New report outlines strategies to reshape County jail system
OW Staff Writer | 6/14/2019, midnight
A report presented to the Los Angeles County Board of Supervisors this week by the Alternatives to Incarceration Work Group included a first look at more than 100 strategies that could potentially reshape the criminal justice system in Los Angeles. The report identified allowing people affected by the justice system who would benefit from mental health care and other services to receive them in their communities, and explicitly addressing the disparate racial impacts of the justice system.
The Work Group, established by a Board motion in February, was charged with helping the County develop and scale up alternatives to incarceration through a “care first and jail last approach.” It includes community stakeholders appointed from each of the five supervisorial districts as well as representatives from 16 individual county departments overseeing matters of health, criminal justice, and social services.
“The recommendations shared today reflect our work to date, but we hope they will lay the groundwork for a transformational shift to a system of alternatives to incarceration,” said Dr. Robert Ross, president of The California Endowment and chair of the Work Group. “This future places care first and it centers human beings; it is a community-based integrated network. It sees people with needs rather than as risks or threats, it looks through a lens of public health rather than punishment, and it is decentralized throughout Los Angeles County, keeping our brothers and sisters from falling out of the community at sites located in our neighborhoods.”
“The people locked up in Los Angeles County, as everywhere in America, are disproportionately black and brown,” said work group member Dr. Kelly Lytle Hernandez, director of the Ralph Bunche Center for African American Studies at UCLA and co-chair of the work group’s ad hoc committee on Data & Research. “At every step, this work group has engaged how deep histories of race remain at the root of contemporary inequities at the County jail, and at every step forward, we are committed to acknowledging, studying, and dismantling those legacies of systemic racism.”
The motion establishing the Work Group is part of a wide-ranging County effort directing development of a decentralized approach to mental health and public safety that would divert people from jail to community-based mental health treatment wherever possible.
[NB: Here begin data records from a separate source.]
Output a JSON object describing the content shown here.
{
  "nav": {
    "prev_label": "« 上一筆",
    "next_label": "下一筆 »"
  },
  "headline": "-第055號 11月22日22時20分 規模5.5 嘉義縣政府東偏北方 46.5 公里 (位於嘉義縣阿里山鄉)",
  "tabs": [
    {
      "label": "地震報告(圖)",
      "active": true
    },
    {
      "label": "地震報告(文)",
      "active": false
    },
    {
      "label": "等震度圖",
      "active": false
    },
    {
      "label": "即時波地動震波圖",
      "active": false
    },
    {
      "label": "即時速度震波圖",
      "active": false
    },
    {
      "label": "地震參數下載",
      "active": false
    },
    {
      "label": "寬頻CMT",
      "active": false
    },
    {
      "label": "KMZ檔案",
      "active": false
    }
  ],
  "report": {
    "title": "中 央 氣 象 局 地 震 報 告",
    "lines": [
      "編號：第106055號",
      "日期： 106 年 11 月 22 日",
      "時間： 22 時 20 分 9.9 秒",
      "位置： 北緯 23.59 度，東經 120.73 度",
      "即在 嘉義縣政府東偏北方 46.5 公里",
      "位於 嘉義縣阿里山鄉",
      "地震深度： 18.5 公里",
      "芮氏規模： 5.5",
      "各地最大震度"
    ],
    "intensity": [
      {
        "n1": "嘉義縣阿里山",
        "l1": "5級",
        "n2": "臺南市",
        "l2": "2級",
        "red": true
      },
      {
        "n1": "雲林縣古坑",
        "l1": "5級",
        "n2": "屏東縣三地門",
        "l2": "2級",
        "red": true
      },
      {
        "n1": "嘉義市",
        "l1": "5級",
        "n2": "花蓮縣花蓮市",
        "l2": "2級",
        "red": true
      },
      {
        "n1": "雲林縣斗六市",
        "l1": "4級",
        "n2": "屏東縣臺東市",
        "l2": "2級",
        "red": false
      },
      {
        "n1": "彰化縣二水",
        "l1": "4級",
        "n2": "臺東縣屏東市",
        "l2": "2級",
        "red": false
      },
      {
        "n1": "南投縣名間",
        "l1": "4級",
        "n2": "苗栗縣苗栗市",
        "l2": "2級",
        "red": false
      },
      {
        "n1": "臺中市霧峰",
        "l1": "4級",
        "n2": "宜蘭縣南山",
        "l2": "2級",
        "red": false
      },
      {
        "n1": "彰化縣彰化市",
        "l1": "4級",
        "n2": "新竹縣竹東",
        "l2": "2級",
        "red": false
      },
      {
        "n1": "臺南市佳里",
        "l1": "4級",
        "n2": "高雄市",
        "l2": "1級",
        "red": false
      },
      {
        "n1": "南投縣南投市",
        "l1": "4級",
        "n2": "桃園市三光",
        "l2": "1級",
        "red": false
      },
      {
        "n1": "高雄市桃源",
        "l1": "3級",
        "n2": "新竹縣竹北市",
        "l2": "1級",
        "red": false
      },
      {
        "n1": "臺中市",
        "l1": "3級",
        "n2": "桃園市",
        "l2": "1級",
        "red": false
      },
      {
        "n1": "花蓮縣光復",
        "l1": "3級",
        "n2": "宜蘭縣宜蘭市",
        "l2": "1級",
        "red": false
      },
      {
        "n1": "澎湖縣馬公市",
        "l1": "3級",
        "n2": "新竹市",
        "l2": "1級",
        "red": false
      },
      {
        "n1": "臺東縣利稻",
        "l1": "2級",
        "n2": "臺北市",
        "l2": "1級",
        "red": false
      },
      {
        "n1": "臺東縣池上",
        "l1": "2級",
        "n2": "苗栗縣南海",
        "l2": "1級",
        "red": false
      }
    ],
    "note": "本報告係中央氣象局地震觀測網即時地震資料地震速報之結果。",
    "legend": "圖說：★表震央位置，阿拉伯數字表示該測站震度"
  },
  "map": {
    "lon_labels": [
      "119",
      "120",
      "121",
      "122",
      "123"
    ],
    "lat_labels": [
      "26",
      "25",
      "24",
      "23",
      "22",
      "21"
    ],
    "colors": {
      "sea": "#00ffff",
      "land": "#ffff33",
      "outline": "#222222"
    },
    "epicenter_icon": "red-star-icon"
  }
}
The report submitted this week is the first part in a process leading towards the expected submission of a final report in December 2019, when action items will be taken. Its vision indicates to the Board the direction in which it intends to take the next phase of this work.
The report presents goals divided into five categories: Community-Based Systems of Care, Justice System Reform, Community Engagement, Funding, and Data and Research.
Community-Based Systems of Care.
“Today, if you are someone in Los Angeles County struggling with mental health, substance use, or housing needs you are met with systems that do not have the capacity to adequately support you, and you then end up in our hospitals, jails, or on our streets,” said Eunisses Hernandez, Los Angeles campaign coordinator for JustLeadershipUSA and co-chair of the Work Group’s ad hoc committee on Community-Based Systems of Care. “The decentralized community-based systems of care envisioned and proposed by the ATI Work Group would create thousands of new opportunities for people in need of support and their loved ones to access services provided in their communities. Investing in this decentralized system of care will reduce our heavy reliance on emergency rooms and jail cells to handle our most vulnerable community members."
Strategies for Community-Based Systems of Care address the need to strengthen and expand a decentralized model of care to address issues of mental health and substance use disorder, instead of trapping people with clinical needs in a cycle from the streets to jail and back. Instead, these strategies adopt principles of public health through preventative approaches. They propose matching individuals with mental health and substance use disorders to services near where they live, removing barriers to care, and helping community providers develop the capacity to offer that care across the County.